The Jacksonville Masonic Center has changed hands once again. Local property owner Will Gross worked out a deal with Mike Doyle & his partners to purchase the property within the last two weeks. Gross said he likely would have purchased the property during the auction, but he ran into a few snags: “I got in on the auction, and the system locked me out because I was making minimum bid increments at the last moment before the end of the auction. After 4 or 5 cycles of that, I didn’t realize it would lock you out so I lost it at the bidding process. The way I understood the intentions of Mr. Doyle was that he wanted to turn it into apartments. I couldn’t let that happen to this building. I decided I’m going to live on the 3rd floor of it and I’m renting the second floor.”
Gross said he’s going to do some minor renovations to the building and has intentions of renting out spaces to various types of business and tenants: “There will be a one-bedroom apartment and a professional office area with a walk-in vault with some higher end [tenants] whether it be some architects, lawyers, or somebody. The Harmony Masonic Lodge will have use of the smaller lodge room on the second floor. Then, the banquet hall downstairs will be rented out for public use and for the Masonic Lodge to hold their organizational dinners and what not, promotions, and fundraising events.”
Gross says the second floor is almost move-in ready, but he wants to gauge interest of potential renters before doing specific renovations. Gross is a member of the Jacksonville Area Landlords Association, and he said the property will be listed for rent on their website soon. A sign is up in the front yard soliciting possible renters currently. Gross said he just hated the idea of having the building chopped up into apartments.
Frank Cline of the local Harmony Lodge says that the lodge got the best of both worlds with the new ownership with a lifetime lease: “The Masonic Lodge is still meeting in the Masonic Center or Temple, whichever you wish to call it; so, we’ve kind of gotten the best of both worlds. We are out from under the expense, but we are renters so you are, to a point, subjected to what the landlord wants, but he’s been very, very wonderful to us.”
Cline says that the lodge is no longer looking for a place to move, and he’s glad that they will have access to the dining room for their 3 annual fundraisers in the future.

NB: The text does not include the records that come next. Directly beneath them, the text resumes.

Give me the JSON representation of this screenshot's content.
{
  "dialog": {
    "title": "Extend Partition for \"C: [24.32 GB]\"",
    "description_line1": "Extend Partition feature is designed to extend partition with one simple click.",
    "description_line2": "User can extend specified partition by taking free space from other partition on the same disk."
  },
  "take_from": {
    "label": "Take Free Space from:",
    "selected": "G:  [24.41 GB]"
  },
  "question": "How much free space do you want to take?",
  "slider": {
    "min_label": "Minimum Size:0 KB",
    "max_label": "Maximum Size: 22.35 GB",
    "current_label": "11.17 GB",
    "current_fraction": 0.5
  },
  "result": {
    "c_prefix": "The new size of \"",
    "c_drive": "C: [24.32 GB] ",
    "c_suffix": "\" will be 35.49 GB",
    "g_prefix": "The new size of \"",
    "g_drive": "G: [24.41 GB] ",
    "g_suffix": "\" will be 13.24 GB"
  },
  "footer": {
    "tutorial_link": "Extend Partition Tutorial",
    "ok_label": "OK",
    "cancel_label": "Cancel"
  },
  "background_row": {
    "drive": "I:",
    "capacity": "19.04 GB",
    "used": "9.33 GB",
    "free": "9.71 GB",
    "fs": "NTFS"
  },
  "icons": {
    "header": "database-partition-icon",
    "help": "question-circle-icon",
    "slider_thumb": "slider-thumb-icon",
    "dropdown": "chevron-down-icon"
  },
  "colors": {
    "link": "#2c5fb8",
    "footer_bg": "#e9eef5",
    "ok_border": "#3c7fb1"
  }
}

Cline says that selling the building to someone with the integrity of the building and the Masons in mind was able to both preserve the building and the meeting space. Cline says that the local lodge wouldn’t have been able to rent the space like Gross without incurring major expense: “The Masonic Lodge, back when George Ryan was Secretary of State, he helped pass a law to get us an 80% property tax reduction; but if we brought in renters, we would lose that property tax reduction. You, in effect, would have to gain a lot of rent. There is a boiler system heater, so our utility bills would have skyrocketed. We would have had to put in air conditioning, which also would have raised the utility bills. We just could not afford to do that. Now that Will will have commercial renter property in there, he will be paying the full taxes and he can do a lot more things with the building than the Masonic Lodge could have. That’s why selling it to somebody like Will and renting it back was great for us.”
If you are interested in looking at the rental portions of the building, you can contact Will Gross at 217-883-2802.